When the White House signed the American Rescue Plan Act into law earlier this year, the legislation — which was intended in part to help state, local, and tribal governments across the country reeling from the fiscal pain caused by the pandemic — represented the largest single act of federal budget support for Indian Country in American history. To better understand the legislation’s potential transformative impact on Indian Country, we sat down with Megan Minoka Hill, Program Director for the Harvard Project on American Indian Economic Development at the Ash Center.
Ash: What makes this tranche of funding different than last year’s Cares Act monies?
Minoka Hill: The American Rescue Plan Act (ARPA) provides the largest single infusion of federal funding into Indian Country in the history of the United States.

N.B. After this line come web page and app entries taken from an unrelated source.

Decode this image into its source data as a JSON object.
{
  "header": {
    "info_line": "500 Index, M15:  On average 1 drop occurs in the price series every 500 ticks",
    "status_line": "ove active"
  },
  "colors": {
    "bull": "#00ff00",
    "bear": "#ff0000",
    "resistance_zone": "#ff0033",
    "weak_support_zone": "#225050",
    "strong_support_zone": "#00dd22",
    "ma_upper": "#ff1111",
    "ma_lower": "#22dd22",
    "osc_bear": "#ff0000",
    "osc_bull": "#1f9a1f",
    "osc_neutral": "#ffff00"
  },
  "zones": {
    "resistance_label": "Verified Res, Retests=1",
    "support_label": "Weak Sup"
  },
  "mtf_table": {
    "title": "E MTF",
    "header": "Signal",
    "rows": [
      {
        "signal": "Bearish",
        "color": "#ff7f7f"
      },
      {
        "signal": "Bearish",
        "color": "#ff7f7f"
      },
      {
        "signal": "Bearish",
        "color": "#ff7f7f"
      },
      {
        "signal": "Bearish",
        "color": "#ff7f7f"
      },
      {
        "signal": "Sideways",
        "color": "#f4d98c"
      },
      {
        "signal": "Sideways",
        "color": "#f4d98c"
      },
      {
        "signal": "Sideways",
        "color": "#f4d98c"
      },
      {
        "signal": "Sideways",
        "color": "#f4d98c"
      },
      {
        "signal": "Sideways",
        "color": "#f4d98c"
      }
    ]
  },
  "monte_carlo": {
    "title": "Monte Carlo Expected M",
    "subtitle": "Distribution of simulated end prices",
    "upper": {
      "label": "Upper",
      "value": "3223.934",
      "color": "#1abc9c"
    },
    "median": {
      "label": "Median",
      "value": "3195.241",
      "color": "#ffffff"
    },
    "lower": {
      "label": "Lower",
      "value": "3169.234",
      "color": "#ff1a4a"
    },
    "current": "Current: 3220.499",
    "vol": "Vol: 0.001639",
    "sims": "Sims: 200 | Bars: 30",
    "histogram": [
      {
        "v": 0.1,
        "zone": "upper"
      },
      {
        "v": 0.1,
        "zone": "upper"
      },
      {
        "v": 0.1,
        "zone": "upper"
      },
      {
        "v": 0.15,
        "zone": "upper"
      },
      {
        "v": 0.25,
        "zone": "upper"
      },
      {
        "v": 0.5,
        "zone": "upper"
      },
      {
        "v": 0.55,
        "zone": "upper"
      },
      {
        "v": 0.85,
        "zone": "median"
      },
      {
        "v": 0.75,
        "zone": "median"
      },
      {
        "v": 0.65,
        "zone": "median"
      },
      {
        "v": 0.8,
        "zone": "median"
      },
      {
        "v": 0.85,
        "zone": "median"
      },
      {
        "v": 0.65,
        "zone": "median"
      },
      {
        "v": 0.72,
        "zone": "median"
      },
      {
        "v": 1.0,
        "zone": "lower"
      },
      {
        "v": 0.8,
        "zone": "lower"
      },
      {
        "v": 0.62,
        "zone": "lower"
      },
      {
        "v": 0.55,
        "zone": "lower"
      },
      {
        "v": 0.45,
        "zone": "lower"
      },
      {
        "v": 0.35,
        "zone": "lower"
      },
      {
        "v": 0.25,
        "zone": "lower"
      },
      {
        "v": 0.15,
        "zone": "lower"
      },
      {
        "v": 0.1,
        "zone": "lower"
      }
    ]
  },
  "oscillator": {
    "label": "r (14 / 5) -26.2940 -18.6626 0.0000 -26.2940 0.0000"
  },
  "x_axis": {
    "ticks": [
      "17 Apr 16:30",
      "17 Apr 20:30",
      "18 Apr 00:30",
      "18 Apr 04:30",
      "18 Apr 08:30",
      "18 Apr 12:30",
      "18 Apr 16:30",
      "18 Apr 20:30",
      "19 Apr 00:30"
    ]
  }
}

More than $32 billion dollars is directed toward assisting American Indian nations and communities as they work to end and recover from the devastating COVID-19 pandemic – which was made worse in Indian Country precisely because such funding has been so long overdue.
While the $8 billion of CARES Act funding to Indian Country passed by Congress in 2020 was critically needed to address tribes’ immediate needs related to the pandemic, ARPA presents an unprecedented opportunity for the 574 federal recognized tribal nations to use their rights of sovereignty and self-government to strengthen their communities.

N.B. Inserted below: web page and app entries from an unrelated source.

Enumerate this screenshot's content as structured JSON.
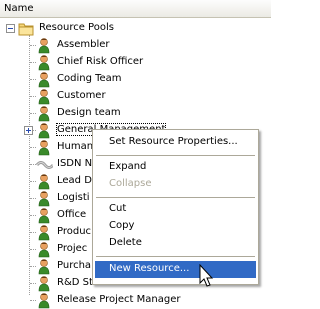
{
  "header": {
    "name_label": "Name"
  },
  "tree": {
    "root": {
      "label": "Resource Pools",
      "icon": "folder-icon"
    },
    "items": [
      {
        "label": "Assembler",
        "icon": "person-icon"
      },
      {
        "label": "Chief Risk Officer",
        "icon": "person-icon"
      },
      {
        "label": "Coding Team",
        "icon": "person-icon"
      },
      {
        "label": "Customer",
        "icon": "person-icon"
      },
      {
        "label": "Design team",
        "icon": "person-icon"
      },
      {
        "label": "General Management",
        "icon": "person-icon",
        "expandable": true
      },
      {
        "label": "Human",
        "icon": "person-icon"
      },
      {
        "label": "ISDN N",
        "icon": "cable-icon"
      },
      {
        "label": "Lead D",
        "icon": "person-icon"
      },
      {
        "label": "Logisti",
        "icon": "person-icon"
      },
      {
        "label": "Office",
        "icon": "person-icon"
      },
      {
        "label": "Produc",
        "icon": "person-icon"
      },
      {
        "label": "Projec",
        "icon": "person-icon"
      },
      {
        "label": "Purcha",
        "icon": "person-icon"
      },
      {
        "label": "R&D Stan",
        "icon": "person-icon"
      },
      {
        "label": "Release Project Manager",
        "icon": "person-icon"
      }
    ]
  },
  "context_menu": {
    "set_properties": "Set Resource Properties...",
    "expand": "Expand",
    "collapse": "Collapse",
    "cut": "Cut",
    "copy": "Copy",
    "delete": "Delete",
    "new_resource": "New Resource..."
  },
  "colors": {
    "selection": "#316ac5",
    "disabled_text": "#aca899",
    "person_head": "#e8a060",
    "person_body": "#3a8a2a"
  }
}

How are tribes intending to spend the funds?
A once-in-many-generations opportunity, the ARPA funding has the potential to be a “Marshall Plan” for the revitalization of Indian nations. The Act holds the promise of materially remedying at least some of the gross, documented, and long-standing underfunding of federal obligations and responsibilities in Indian Country. With this funding, major investments will be made to build and update infrastructure from roadways to broadband to water systems to healthcare facilities.
Multiple bipartisan studies over the last two decades have documented the chronic, nationally embarrassing underfunding of promised programs and services for Indigenous citizens of the US—the original sovereigns in the territory now known as the United States. For centuries, the federal government has ignored and violated treaties, repeatedly excluded tribal communities from infrastructure and educational programs that are the foundations of community and economic development in mainstream America. The results are the discouraging social and economic living conditions that, over the course of the last year, have put tribes at a significant disadvantage in fighting the COVID-19 pandemic.
Compared to state and local governments (which were receiving approximately $750 billion in direct support from the federal government even prior to the pandemic), tribes have been far less able to build and maintain the fire and police stations, administrative offices, courthouses, roads, communications networks, health clinics, school facilities, water and sanitation systems, public utilities, recreational amenities, and myriad other programs and installations that undergird economic development in the rest of the country. Unless addressed by federal policies, the legacy of underfunded physical and tribal administrative infrastructure on many reservations is a virtual guarantee that many tribal communities will have no reasonable chance of ever closing the poverty gap. First World economic and social conditions cannot be built on dilapidated Third World foundations.
What should tribal governments be thinking about when they go to allocate these new funds?
While increasing numbers of tribes are able to engage in progressively effective development efforts, the legacies of poverty and disempowerment have left many others with severe deficits of basic management and administrative capacity. Yet, to maximize the contributions that ARPA funding can make to their communities, tribal governments will need to establish and use the tools of effective strategic planning, organizational development and restructuring, project selection, and project management. And they will need to do so quickly.
Key steps in the identification of projects and programs that need and warrant ARPA funding include setting priorities, assessing feasibility, appraising feasibility and costs against priorities, and then determining which projects and programs to pursue. For infrastructure projects, in particular, key steps in project management will include establishing budgets and engineering-informed project timetables, hiring contractors and consultants (architects, construction firms, specialized legal assistance, etc.), monitoring progress, adjusting plans and budgets as needed, conducting mid-stream and final inspections of completed projects against established standards, and planning for and funding long-term maintenance and upkeep.
In addition, as many tribes have learned, the components of sound spending and management systems (whether for infrastructure or service programs) often can require tribes to take major organizational steps. These can range from shifting the management of responsibilities over education, human resources, natural resource management, economic development, etc., out of tribal council subcommittees and into full-blown departments, to even changing a tribe’s constitution.